Death is Optional is a fascinating and terrifying (alternately and concurrently) conversation between historian Yuval Noah Harari and behavioural economist Daniel Kahneman, in which Harari uses his knowledge of the past to make predictions about the future. In one very memorable exchange he talks about the presumption we currently hold, that new advances in medicine will always trickle down to the general populace. But that was only true for a very short period of our history and, as automation supplants the human workforce in the future, won’t necessarily always be the case:
In the 21st century there is a good chance that most humans will lose their military and economic value. And once most people are no longer really necessary, the idea that you will continue to have mass medicine is not so certain.
Above the door to the former Walworth Town Hall, near my home in South London, there is the prominently displayed edict used in the title of this post:

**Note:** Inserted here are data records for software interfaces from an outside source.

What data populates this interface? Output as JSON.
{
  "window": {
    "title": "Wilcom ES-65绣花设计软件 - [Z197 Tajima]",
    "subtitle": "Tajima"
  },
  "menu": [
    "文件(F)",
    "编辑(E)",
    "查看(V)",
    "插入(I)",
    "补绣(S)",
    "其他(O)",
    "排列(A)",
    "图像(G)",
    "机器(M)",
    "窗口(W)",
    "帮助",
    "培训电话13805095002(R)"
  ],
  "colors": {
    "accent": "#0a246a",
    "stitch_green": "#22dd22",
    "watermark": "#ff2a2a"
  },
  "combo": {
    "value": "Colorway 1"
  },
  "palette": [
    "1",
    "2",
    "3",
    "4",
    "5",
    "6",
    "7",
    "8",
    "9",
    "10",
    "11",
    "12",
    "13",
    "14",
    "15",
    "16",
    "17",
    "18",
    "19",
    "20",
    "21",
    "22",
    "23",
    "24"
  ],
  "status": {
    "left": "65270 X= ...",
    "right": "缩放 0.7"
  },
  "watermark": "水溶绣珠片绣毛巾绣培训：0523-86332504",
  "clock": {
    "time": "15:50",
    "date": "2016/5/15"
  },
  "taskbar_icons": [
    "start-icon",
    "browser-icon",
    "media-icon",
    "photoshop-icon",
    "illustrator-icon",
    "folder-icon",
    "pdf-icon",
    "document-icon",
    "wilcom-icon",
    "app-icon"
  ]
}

That edict was given when the town hall was built at the turn of last century, because people were the engine that drove the industrial revolution and the empire machine; an ivestment was made to keep the people healthy and educated because it benefitted Britain. But in the 21st century a healthy and educated populace isn’t required, because the heavy industry is long gone, and the dwindled empire needs no army to retain it.